I’m So Sorry to Tell You This, But You Can’t Love People In To Loving You

⚠️ Content warning: discusses domestic abuse

I am genuinely so sorry to be writing this. I know, for some reading, they may be holding on to a hope that if they just love someone the “right” way, they will change. It might sound pessimistic, even hopeless for me to say it (I don’t think it is) but that just won’t work.

I talk quite openly about the fact I have been subjected to domestic abuse, which took many forms. I even wrote about it briefly in my book, Answers In The Dark: Grief, Sleep and How Dreams Can Help You Heal and the significant impact it had on me, and I work hard in my spare time to facilitate change that lasts. I don’t hide my experience now, because I am not ashamed of it. It is not my shame to carry. Genuinely, there is nothing I could have done to prevent it.

Statistically, as I explain here, the likelihood of me ending up with a man who harmed was quite high. But I didn’t “seek him out”, it wasn’t “daddy issues” that drew me to him, it’s not that I’m “underprivileged” or just “a bit thick”; these are all false myths and stereotypes used to blame women for what violent men (in my case) do to them. Misogyny is prevalent. And the only person responsible for the harm caused is the harm doer.

I have also made it clear, as I did in this article for Tiny Buddha about grief and betrayal, that I do not see my experiences as a “lesson”. I did not need the trauma of what happened to me to be a “better person”; I was already good enough. Whilst I honestly understand why some people need to process it that way, that’s not how I choose to see it.

But I do want to talk about the trap we fall (or are coerced) into, when we are being harmed by another: that if we “just” love someone and please them enough, they will stop hurting us and change.

We seem to take responsibility for other’s behaviour (predominantly trying to keep them happy) even when they don’t take responsibility for their own, often I think because we’ve been socialised to carry that weight. And I’m not just talking about intimate relationships here; we might have been subjected to harm from a family member or even outside of a relationship, with a controlling and abusive boss at work.

It’s so important in these moments to recognise that you can’t love someone into loving you. They may tell you that you matter, whilst at the same time tricking you, through gaslighting and other coercive and controlling behaviours (all forms of violence), into believing that it’s you that’s flawed in some way.

But as bell hooks explains in All About Love, abuse and love cannot coexist. Whilst what the other may do might loosely and occasionally be described as “caring” when they choose to be, violence is never love.

So it wasn’t that you didn’t love them enough and please, please let me reassure you that it’s not because you are unloveable. It wasn’t that you were “too needy”, “over sensitive”, that you didn’t give them enough chances; just as it isn’t because they had been drinking or were “under a lot of pressure at work” when they were violent (I talk about “entitlement” dressed as anger here).

It wasn’t because you didn’t get their meal ready on time, or because the house was untidy, or the way you look. It wasn’t even, as the apologist mantra implies, that “hurt people hurt people”. You didn’t “make” them do it, and it wasn’t because someone else hadn’t loved them enough.

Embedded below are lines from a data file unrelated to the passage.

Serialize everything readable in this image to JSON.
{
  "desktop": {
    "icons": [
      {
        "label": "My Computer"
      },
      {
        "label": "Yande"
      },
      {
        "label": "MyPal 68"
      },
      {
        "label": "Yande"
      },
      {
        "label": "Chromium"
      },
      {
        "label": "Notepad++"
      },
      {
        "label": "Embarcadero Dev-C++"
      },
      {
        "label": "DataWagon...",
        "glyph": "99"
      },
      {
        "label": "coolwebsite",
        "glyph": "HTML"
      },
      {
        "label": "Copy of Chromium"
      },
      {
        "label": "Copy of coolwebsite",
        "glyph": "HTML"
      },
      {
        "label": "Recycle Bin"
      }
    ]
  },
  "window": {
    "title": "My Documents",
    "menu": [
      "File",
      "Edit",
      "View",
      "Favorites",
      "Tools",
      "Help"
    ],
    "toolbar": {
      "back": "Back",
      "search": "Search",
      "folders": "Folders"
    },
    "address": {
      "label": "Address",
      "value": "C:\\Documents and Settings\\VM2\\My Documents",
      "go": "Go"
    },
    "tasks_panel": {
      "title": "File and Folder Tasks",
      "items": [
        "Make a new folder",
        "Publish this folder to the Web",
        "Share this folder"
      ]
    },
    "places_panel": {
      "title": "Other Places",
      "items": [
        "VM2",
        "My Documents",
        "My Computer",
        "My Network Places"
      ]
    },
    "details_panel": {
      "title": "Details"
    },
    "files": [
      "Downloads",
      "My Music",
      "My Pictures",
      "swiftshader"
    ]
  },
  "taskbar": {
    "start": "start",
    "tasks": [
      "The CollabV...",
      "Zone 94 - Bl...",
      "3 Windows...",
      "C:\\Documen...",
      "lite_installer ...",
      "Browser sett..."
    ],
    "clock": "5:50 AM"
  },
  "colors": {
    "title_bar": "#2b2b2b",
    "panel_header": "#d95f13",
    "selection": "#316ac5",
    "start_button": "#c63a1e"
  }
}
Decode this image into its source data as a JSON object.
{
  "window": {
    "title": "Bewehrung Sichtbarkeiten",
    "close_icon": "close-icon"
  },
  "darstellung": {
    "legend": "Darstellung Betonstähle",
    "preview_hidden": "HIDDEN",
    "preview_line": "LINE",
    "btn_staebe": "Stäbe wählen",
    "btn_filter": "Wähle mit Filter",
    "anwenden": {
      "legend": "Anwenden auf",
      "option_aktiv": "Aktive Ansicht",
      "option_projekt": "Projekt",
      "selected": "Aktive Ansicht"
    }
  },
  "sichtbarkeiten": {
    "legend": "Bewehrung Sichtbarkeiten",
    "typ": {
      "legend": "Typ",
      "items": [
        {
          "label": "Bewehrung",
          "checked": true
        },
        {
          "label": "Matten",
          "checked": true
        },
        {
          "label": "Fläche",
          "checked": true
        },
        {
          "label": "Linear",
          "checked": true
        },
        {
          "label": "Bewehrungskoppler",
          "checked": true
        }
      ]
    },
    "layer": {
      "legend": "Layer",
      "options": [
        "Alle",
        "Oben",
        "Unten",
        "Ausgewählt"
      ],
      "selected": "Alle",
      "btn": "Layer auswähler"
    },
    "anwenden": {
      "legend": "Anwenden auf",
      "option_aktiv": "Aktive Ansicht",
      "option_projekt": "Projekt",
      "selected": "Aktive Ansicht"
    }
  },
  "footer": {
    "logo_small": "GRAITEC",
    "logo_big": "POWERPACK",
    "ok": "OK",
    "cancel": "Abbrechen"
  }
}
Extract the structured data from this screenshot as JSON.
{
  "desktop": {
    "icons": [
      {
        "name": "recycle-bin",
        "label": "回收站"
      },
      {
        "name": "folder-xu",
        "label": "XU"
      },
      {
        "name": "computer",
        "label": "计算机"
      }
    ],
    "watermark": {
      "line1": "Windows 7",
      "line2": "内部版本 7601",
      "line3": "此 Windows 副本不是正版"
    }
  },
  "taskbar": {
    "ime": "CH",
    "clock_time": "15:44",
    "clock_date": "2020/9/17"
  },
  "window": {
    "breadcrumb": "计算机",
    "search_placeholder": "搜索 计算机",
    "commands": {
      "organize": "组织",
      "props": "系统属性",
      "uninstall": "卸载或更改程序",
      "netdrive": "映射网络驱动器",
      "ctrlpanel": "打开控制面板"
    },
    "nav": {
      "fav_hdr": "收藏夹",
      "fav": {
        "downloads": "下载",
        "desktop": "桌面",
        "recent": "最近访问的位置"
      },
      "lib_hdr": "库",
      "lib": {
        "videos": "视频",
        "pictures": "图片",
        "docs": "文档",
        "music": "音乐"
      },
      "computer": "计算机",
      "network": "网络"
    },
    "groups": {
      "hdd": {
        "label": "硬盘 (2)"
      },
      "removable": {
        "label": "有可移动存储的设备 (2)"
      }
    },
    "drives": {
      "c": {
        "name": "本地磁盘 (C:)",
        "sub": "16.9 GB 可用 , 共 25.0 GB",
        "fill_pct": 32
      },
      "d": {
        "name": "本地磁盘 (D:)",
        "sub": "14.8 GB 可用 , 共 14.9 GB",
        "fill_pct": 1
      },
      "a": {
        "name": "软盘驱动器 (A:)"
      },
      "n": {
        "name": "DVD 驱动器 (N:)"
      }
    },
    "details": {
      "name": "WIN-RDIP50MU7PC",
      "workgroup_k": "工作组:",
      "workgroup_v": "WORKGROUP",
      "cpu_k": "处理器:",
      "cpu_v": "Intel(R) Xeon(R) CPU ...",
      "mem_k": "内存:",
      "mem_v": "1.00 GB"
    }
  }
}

It was because somewhere in their shaky ideology, they need to maintain power and control. They falsely – and harmfully – believe violence is their “right”. They lack the maturity and skills to handle the potential of rejection, so they try to control instead, using violence (of all kinds) to achieve it. Healthier skills do need to be taught, but no amount of “education” will help them if they’re not ready to relinquish that power.

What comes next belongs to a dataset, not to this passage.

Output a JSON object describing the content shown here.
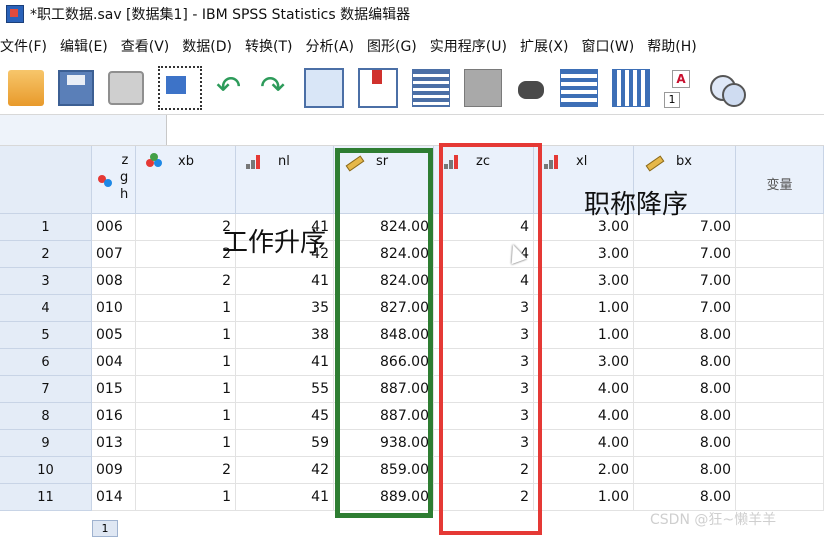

They are not children. They have agency to choose to be different. And that’s on them, not you. When they are choosing not to change, that’s not your burden to carry.

Change is hard, but when people are ready they’ll find a way and do the work – they will take those steps. You letting go of that weight does not mean you’ve abandoned all hope, it means you’ve liberated yourself – rightfully – to make your safety and well-being a priority. And you’ve given them the gift of space (to seek help elsewhere) so they can choose to be different.

You can love everybody, but some you must love from a safe distance.

Liz Gilbert

So I strongly believe you cannot love someone into loving you, if they don’t want to change and stop the harm they cause. The decision to stop controlling and hurting is theirs, and not because you didn’t love them the “right” way. Only they can decide to let go of the power and control they seek, but until then, if that’s what they have to offer, it isn’t love.

If you or someone you care about are affected by any of the issues here you may find this list of links useful. The Domestic Abuse Helpline in the U.K. is 0808 2000 247

Copyright Delphi Ellis 2022

Published by Delphi Ellis

Therapeutic counsellor, well-being trainer and author working with grief and mental health, helping people get their sparkle back. Explores dreams on telly. Avid tea drinker. © Delphi Ellis - Helping You Sparkle™ 2006 - 21

%d bloggers like this: